The second child in place of the first: the deceptive act that changed history
The man she had married was not who she thought he was. The words, the way he looked at her, the gifts, it all seemed good, but she soon understood that in reality he was different. What is more, she was the only one who had not realised because no one had forewarned her.
Rebecca was beautiful, quick-witted and resourceful, but at home, she was never spoken to or asked what she thought because she was a woman. She had no access - how she would have liked it! - to her father's tent, where he and her brother made decisions for everyone. They had also chosen and arranged her future life for their own benefit, without worrying about the risks that she would be exposed to. In addition, and what is worse still, they had deceived her into thinking that it was she who had decided to follow the man who had come from far away and seduced her. When the day came, when they asked her opinion, before giving her away as a wife, it had not seemed real to her! When she met him at the well, he had run up to her, and the only one who had spoken to her, admiring her in silence, adorning her with jewels. She willingly agreed to leave with him at once, but everyone - her father, her brother and even her mother - had been careful not to let her know whom this man actually was.
Disillusionment is an experience that no woman anticipates.
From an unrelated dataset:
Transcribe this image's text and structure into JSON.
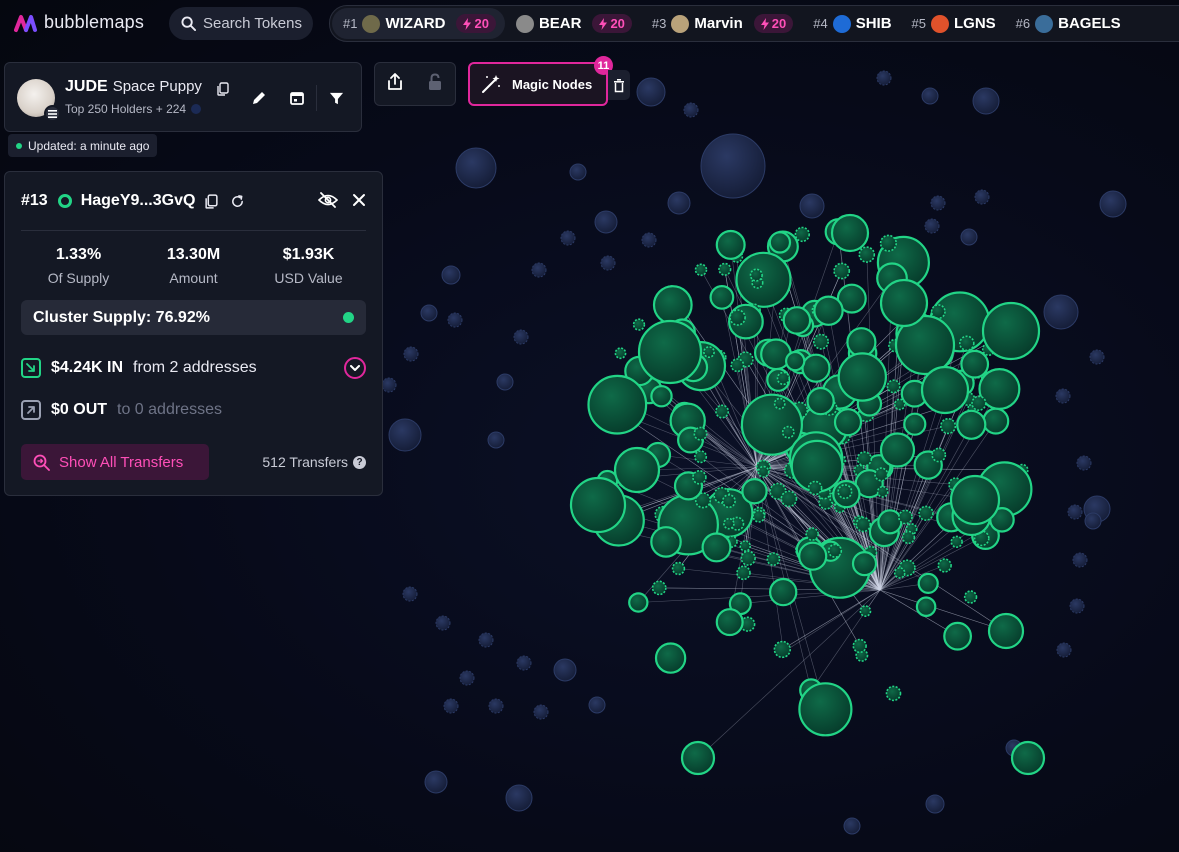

She went away with him, but did not become his wife; instead, she was given in marriage to Isaac, Abraham's son, who was decidedly less active or extroverted. The man with whom she had left home with was just a servant, sent to find a wife for his master's son. The dream marriage therefore lasted less than the journey. When she realised that her parents had deceived her, it was too late. Far from home, in a foreign country, and alone, her future was not as she had imagined it.
She never thought she would marry such a sedentary man! In time, she got to know him and his tastes, his wounds, the taboo subjects, his weaknesses, and his total lack of initiative. This was a man who had few pretensions, in other words, he was a loser, and incredibly fatalistic. It is true that he had loved her from the first moment he set eyes on her, but she had felt that he was only seeking consolation for the pain of losing his mother. His love was insufficient for her to be able to look to the future with hope or to make her feel like a woman. Later on, Isaac would even go so far as to make her feel guilty for her beauty, to deny her a wife’s dignity, hiding her behind the role of a sister, as his father had done previously with his mother. For him, who was looking for a mother in her, she could not bear children; her resourcefulness soon dissolved into languor. Faced with her sterility, he prayed to his God.
After twenty years, what had been asked for was granted. Life returned to her, but the long-awaited pregnancy was so distressing that it left her speechless and breathless, and she feared she would die. Why all this? Why her? Why live if the life she had wanted was only characterized by suffering? It was at that moment that Rebecca decided to do her own thing, and went personally - her, a woman - to consult the Lord.
She received an answer, but the sibylline oracle did not ease her discomfort. Her immediate painful situation was not considered at all, and to this, the omen of future complications was added. When the moment to give birth arrived, what her feminine intuition had foreseen was confirmed, for she had twins.
The turbulence of their conflict, which she had understood and suffered since her mother's womb, reached its climax when talk of succession began. The uncouth Esau was clearly not up to the task, but he was the eldest son, yet Isaac was all she could thinkt about. In her mother's heart, however, she embraced both sons, although she had a special relationship with Jacob. In his calm but shrewd ways, she saw the right qualities to safeguard the welfare of all. Nevertheless, Jacob was the youngest and tradition left him with no option. This is the moment Rebecca rebelled, for she was no longer willing to accept that everything should proceed with patriarchal inertia. With her old-fashioned determination, she took the lead, and used her knowledge about Isaac -and every other means- to guarantee Jacob a chance, even willing to part with him, so as to prevent Esau's resentment from causing the irreparable. Her deception of the infirm and blind Isaac changed history. He thought he was blessing one son, but turned the desired blessing on the other. No one did anything to warn him, alert him of the error or restrain him.
Not even God.
Terror gripped him when he realised that he had blessed the “wrong” son, but that he was the “right” son as God once expressed as preference, stating, “The elder shall serve the younger”. Rebecca never referred to the last part of the oracle, which she had received years earlier to motivate her actions. In weaving the family fortunes, she was not explicitly acting for God, but for her own reasons as a woman and mother. However, this subversion was the prophecy entrusted to her, to which her maternal initiative gave concrete form in history.
By Laura Invernizzi
Diocesan Auxiliary (Milan), biblical scholar, lecturer at the Theological
Faculty of Northern Italy and at the Catholic University of the Sacred Heart.